= Beginning of Section =
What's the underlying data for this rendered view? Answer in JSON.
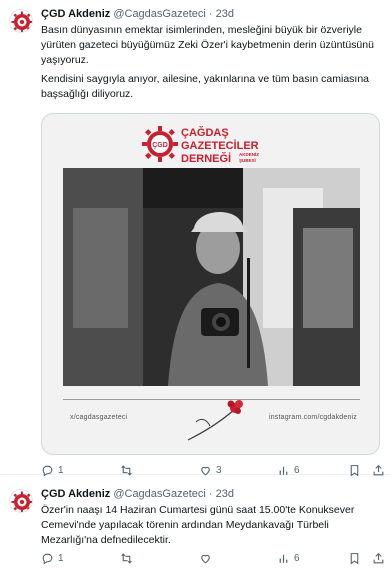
{
  "tweets": [
    {
      "author": {
        "display_name": "ÇGD Akdeniz",
        "handle": "@CagdasGazeteci",
        "separator": "·",
        "time": "23d"
      },
      "paragraphs": [
        "Basın dünyasının emektar isimlerinden, mesleğini büyük bir özveriyle yürüten gazeteci büyüğümüz Zeki Özer'i kaybetmenin derin üzüntüsünü yaşıyoruz.",
        "Kendisini saygıyla anıyor, ailesine, yakınlarına ve tüm basın camiasına başsağlığı diliyoruz."
      ],
      "media": {
        "logo": {
          "line1": "ÇAĞDAŞ",
          "line2": "GAZETECİLER",
          "line3": "DERNEĞİ",
          "branch_line1": "AKDENİZ",
          "branch_line2": "ŞUBESİ",
          "seal_text": "ÇGD"
        },
        "footer_left": "x/cagdasgazeteci",
        "footer_right": "instagram.com/cgdakdeniz"
      },
      "actions": {
        "replies": "1",
        "retweets": "",
        "likes": "3",
        "views": "6"
      }
    },
    {
      "author": {
        "display_name": "ÇGD Akdeniz",
        "handle": "@CagdasGazeteci",
        "separator": "·",
        "time": "23d"
      },
      "paragraphs": [
        "Özer'in naaşı 14 Haziran Cumartesi günü saat 15.00'te Konuksever Cemevi'nde yapılacak törenin ardından Meydankavağı Türbeli Mezarlığı'na defnedilecektir."
      ],
      "actions": {
        "replies": "1",
        "retweets": "",
        "likes": "",
        "views": "6"
      }
    }
  ],
  "colors": {
    "brand_red": "#c8202f",
    "text": "#0f1419",
    "muted": "#536471",
    "border": "#cfd9de"
  },
  "icons": [
    "reply-icon",
    "retweet-icon",
    "like-icon",
    "views-icon",
    "bookmark-icon",
    "share-icon"
  ]
}
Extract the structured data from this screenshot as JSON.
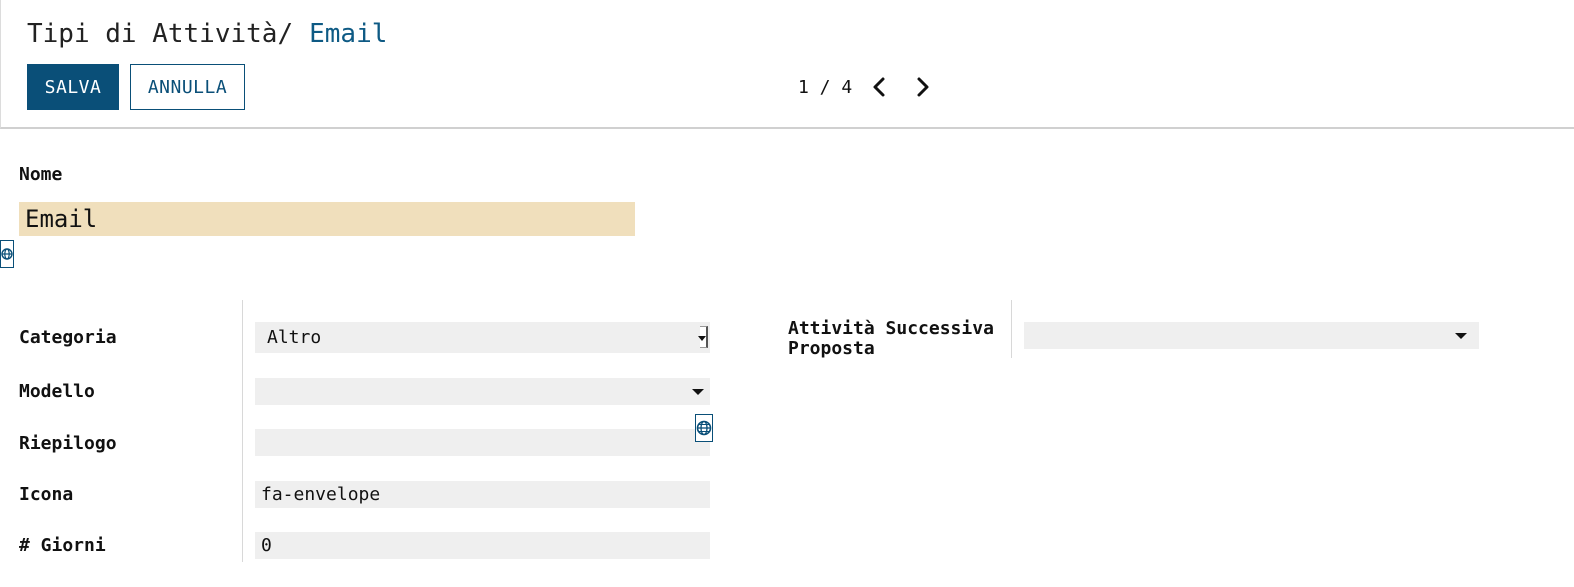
{
  "breadcrumb": {
    "parent": "Tipi di Attività",
    "separator": "/",
    "current": "Email"
  },
  "buttons": {
    "save_label": "SALVA",
    "cancel_label": "ANNULLA"
  },
  "pager": {
    "value": "1 / 4"
  },
  "form": {
    "name_label": "Nome",
    "name_value": "Email",
    "category_label": "Categoria",
    "category_value": "Altro",
    "model_label": "Modello",
    "model_value": "",
    "summary_label": "Riepilogo",
    "summary_value": "",
    "icon_label": "Icona",
    "icon_value": "fa-envelope",
    "days_label": "# Giorni",
    "days_value": "0",
    "next_activity_label_line1": "Attività Successiva",
    "next_activity_label_line2": "Proposta",
    "next_activity_value": ""
  },
  "colors": {
    "primary": "#0a4f78",
    "required_field_bg": "#f0dfbc",
    "field_bg": "#efefef"
  },
  "icons": {
    "prev": "chevron-left-icon",
    "next": "chevron-right-icon",
    "translate": "globe-icon",
    "dropdown": "caret-down-icon"
  }
}
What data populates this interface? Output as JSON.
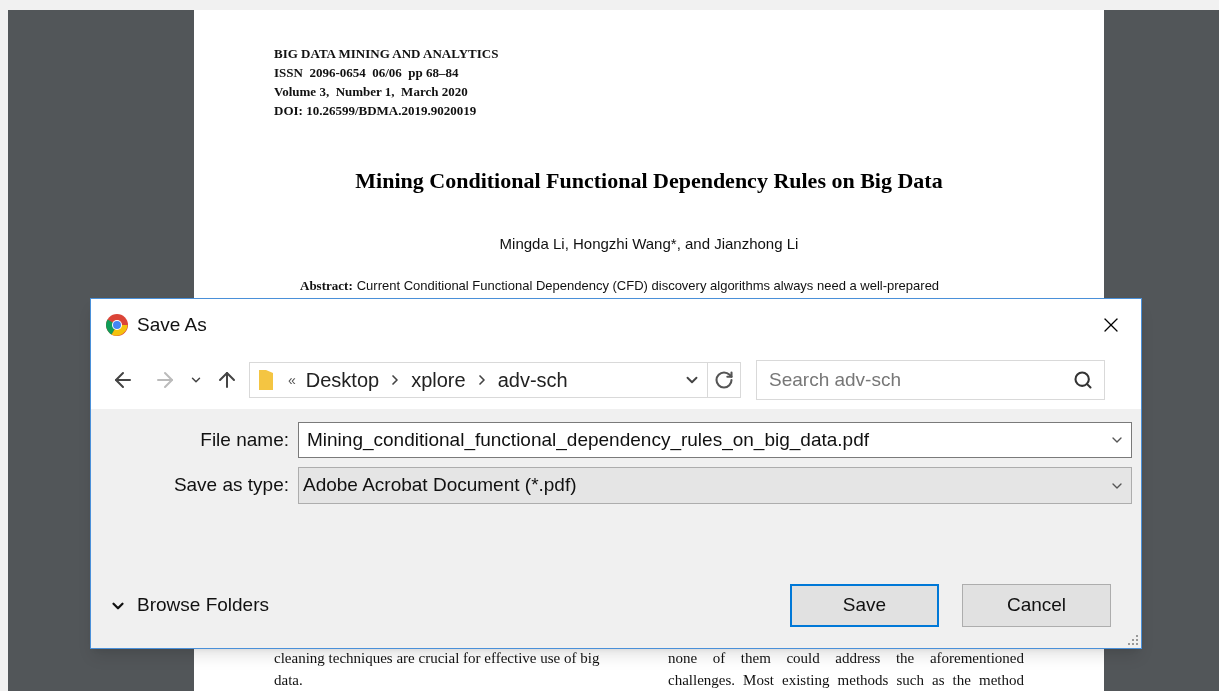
{
  "document": {
    "journal_lines": [
      "BIG DATA MINING AND ANALYTICS",
      "ISSN  2096-0654  06/06  pp 68–84",
      "Volume 3,  Number 1,  March 2020",
      "DOI: 10.26599/BDMA.2019.9020019"
    ],
    "title": "Mining Conditional Functional Dependency Rules on Big Data",
    "authors": "Mingda Li, Hongzhi Wang*, and Jianzhong Li",
    "abstract_label": "Abstract:",
    "abstract_text": "Current Conditional Functional Dependency (CFD) discovery algorithms always need a well-prepared",
    "column_1_lines": [
      "cleaning techniques are crucial for effective use of big",
      "data."
    ],
    "column_2_lines": [
      "none of them could address the aforementioned",
      "challenges. Most existing methods such as the method"
    ]
  },
  "dialog": {
    "title": "Save As",
    "path_prefix": "«",
    "breadcrumbs": [
      "Desktop",
      "xplore",
      "adv-sch"
    ],
    "search": {
      "placeholder": "Search adv-sch"
    },
    "fields": [
      {
        "label": "File name:",
        "value": "Mining_conditional_functional_dependency_rules_on_big_data.pdf",
        "kind": "combo"
      },
      {
        "label": "Save as type:",
        "value": "Adobe Acrobat Document (*.pdf)",
        "kind": "select"
      }
    ],
    "browse_folders": {
      "label": "Browse Folders",
      "expanded": false
    },
    "buttons": [
      {
        "label": "Save",
        "default": true
      },
      {
        "label": "Cancel",
        "default": false
      }
    ]
  }
}
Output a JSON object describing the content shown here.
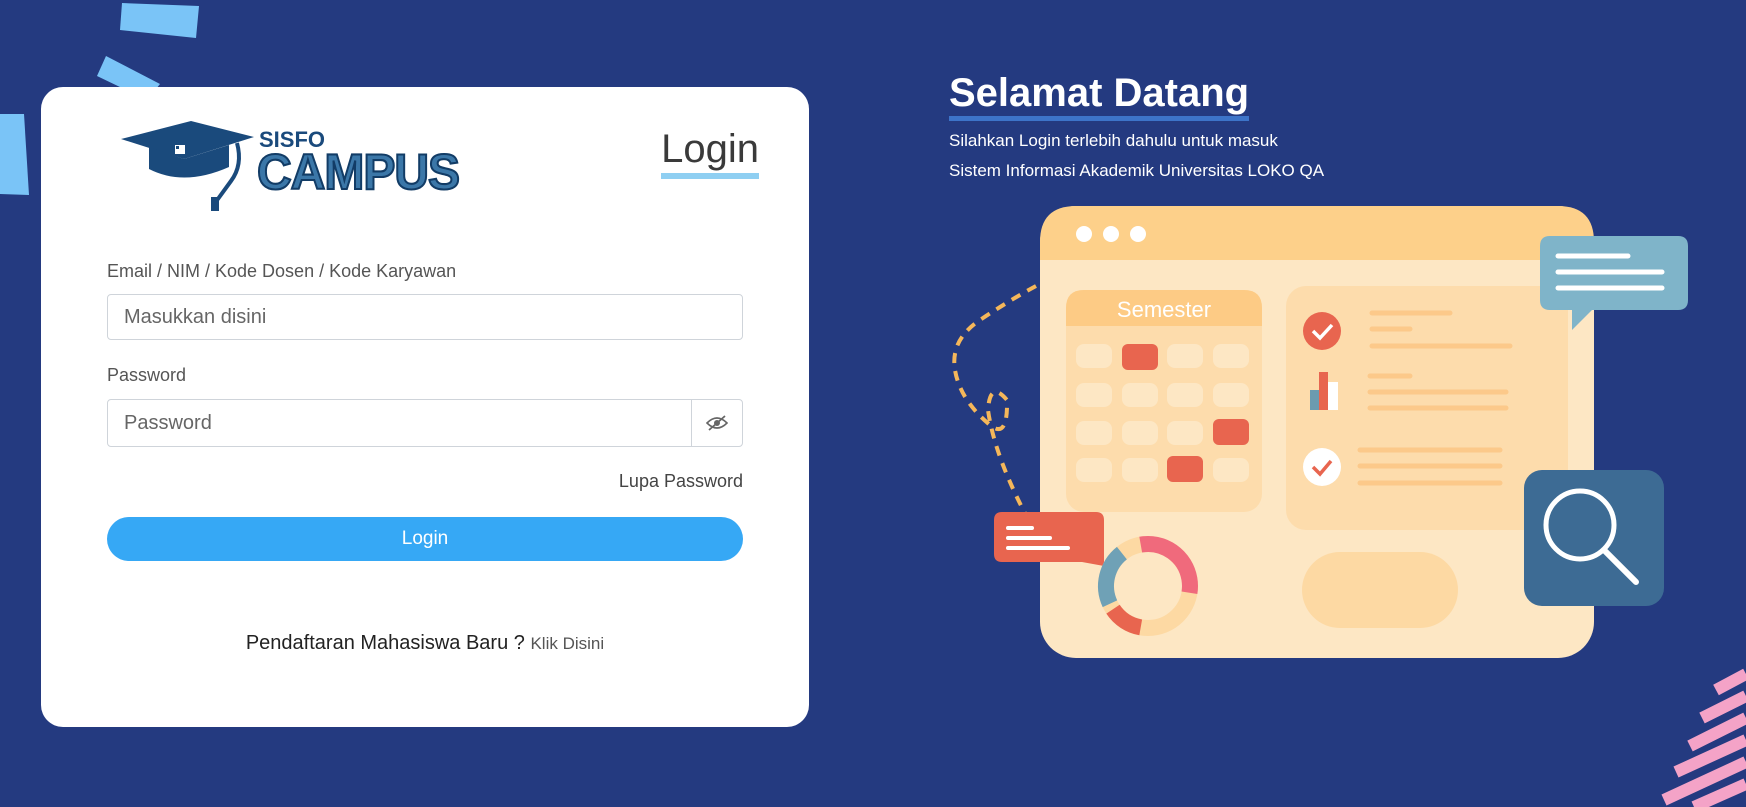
{
  "card": {
    "title": "Login",
    "logo": {
      "line1": "SISFO",
      "line2": "CAMPUS"
    },
    "identifier_field": {
      "label": "Email / NIM / Kode Dosen / Kode Karyawan",
      "placeholder": "Masukkan disini",
      "value": ""
    },
    "password_field": {
      "label": "Password",
      "placeholder": "Password",
      "value": ""
    },
    "forgot_password": "Lupa Password",
    "login_button": "Login",
    "register_prompt": "Pendaftaran Mahasiswa Baru ?",
    "register_link": "Klik Disini"
  },
  "welcome": {
    "title": "Selamat Datang",
    "line1": "Silahkan Login terlebih dahulu untuk masuk",
    "line2": "Sistem Informasi Akademik Universitas LOKO QA"
  },
  "illustration": {
    "semester_label": "Semester"
  },
  "icons": [
    "graduation-cap-icon",
    "eye-slash-icon",
    "check-icon",
    "bar-chart-icon",
    "magnifier-icon",
    "chat-bubble-icon",
    "donut-chart-icon"
  ],
  "colors": {
    "background": "#243a80",
    "primary_button": "#36a8f5",
    "title_underline": "#8fcff2"
  }
}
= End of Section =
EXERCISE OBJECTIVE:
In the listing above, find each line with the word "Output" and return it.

YOUR RESPONSE:
What data populates this interface? Output as JSON.
Output a JSON object describing the content shown here.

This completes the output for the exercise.